"There are many, many others, from other groups, who will be watching and waiting on the outside in case of worst case scenarios," Rhodes added in the chat, prosecutors say. He also suggested to the group members to bring flashlights and helmets, and said he planned to bring a collapsible baton.
During the siege, prosecutors say Rhodes also wrote in the Signal a direction to gather Oath Keepers to the southeast side of the Capitol, and at one point was caught on photos and images with several Oath Keepers gathered around him.
"All I see Trump doing is complaining. I see no intent by him to do anything. So the patriots are taking it into their own hands. They've had enough," he allegedly wrote on Signal at 1:38 p.m. that day, shortly after the siege had begun.
Rhodes is called Person One in the court filing but identified in it by prosecutors through a link to a post he made about a call to action on January 6 on the Oath Keepers website.
On the Oath Keepers' site, Rhodes had asked for donations and for volunteers to come to Washington, DC, to assist with "security" on January 5 and 6.
"It is CRITICAL that all patriots who can be in DC get to DC to stand tall in support of President Trump's fight to defeat the enemies foreign and domestic who are attempting a coup, through the massive vote fraud and related attacks on our Republic. We Oath Keepers are both honor-bound and eager to be there in strength to do our part," he wrote in the post.
Rhodes also writes on the Oath Keeper's site about so-called "Quick Reaction Forces" or QRFs -- a key component of the Justice Department's descriptions in court of the danger they believe Oath Keepers pose if they were to be released. Prosecutors previously noted one member's idea to ferry weapons across the Potomac River by boat.
"As we have done on all recent DC Ops, we will also have well armed and equipped QRF teams on standby, outside DC, in the event of a worst case scenario, where the President calls us up as part of the militia to assist him inside DC," Rhodes wrote on the Oath Keepers website before January 6.
Prosecutors wrote in court this week they are still investigating any quick-reaction forces.
After the siege, Rhodes continued to push resistance of the Biden presidency, including on the far-right talk show InfoWars.
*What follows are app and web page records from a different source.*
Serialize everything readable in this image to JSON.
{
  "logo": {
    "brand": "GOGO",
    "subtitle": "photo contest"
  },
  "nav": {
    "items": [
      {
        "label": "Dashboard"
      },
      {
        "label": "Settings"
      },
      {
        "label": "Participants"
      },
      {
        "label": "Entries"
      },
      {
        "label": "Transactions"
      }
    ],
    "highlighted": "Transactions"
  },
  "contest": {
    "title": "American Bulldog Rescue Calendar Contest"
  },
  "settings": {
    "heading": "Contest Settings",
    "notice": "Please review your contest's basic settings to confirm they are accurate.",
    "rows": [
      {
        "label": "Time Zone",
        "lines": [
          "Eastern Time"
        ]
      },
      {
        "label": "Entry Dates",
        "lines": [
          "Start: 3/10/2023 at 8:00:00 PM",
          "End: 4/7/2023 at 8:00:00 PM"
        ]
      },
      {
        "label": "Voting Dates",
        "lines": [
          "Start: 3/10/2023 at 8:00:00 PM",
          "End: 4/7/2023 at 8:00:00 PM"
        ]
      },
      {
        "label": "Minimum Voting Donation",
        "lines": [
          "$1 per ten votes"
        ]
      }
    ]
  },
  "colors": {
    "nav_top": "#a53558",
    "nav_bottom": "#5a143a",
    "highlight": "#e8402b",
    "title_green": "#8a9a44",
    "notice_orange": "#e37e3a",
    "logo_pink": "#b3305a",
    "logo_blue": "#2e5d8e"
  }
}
In addition to the new focus on Rhodes, prosecutors charged Alabama cleaning business owner Joshua James, another member of the Oath Keepers who provided security around the "Stop the Steal" events on January 5 and January 6, according to a newly unsealed court filing in the DC District Court.
James allegedly dressed in tactical gear to act as a security detail for a speaker at the "Stop the Steal" on the eve of January 6, according to the court filing.
He is charged with two counts related to entering the US Capitol on January 6, according to the court filing.
"On January 6, 2021, James and a number of the same Oath Keepers he was with on January 5—all clad in much of the same tactical and Oath Keeper gear they had donned the day prior—are seen in photographs and videos walking together throughout Washington, D.C., and eventually toward the Capitol building," the FBI wrote in an affidavit supporting James' arrest.
James was arrested in Alabama on Tuesday, according to court records.
James' arrest comes a day after the arrest of another Oath Keeper, Roberto Minuta, who has been linked to longtime Trump-confidant and "Stop the Steal" champion Roger Stone's security circle around January 6.
James and others "wearing apparel with the Oath Keepers name and/or insignia provided security to a speaker at the 'Stop the Steal' events planned for that day," investigators said in James' charging documents.
"Publicly-available video shows that, after storming the Capitol, James congregated with charged and uncharged individuals affiliated with the Oath Keepers—many of whom had also stormed the Capitol, and some of whom James had acted with throughout January 5 and 6, 2021."
This story has been updated with additional developments Tuesday.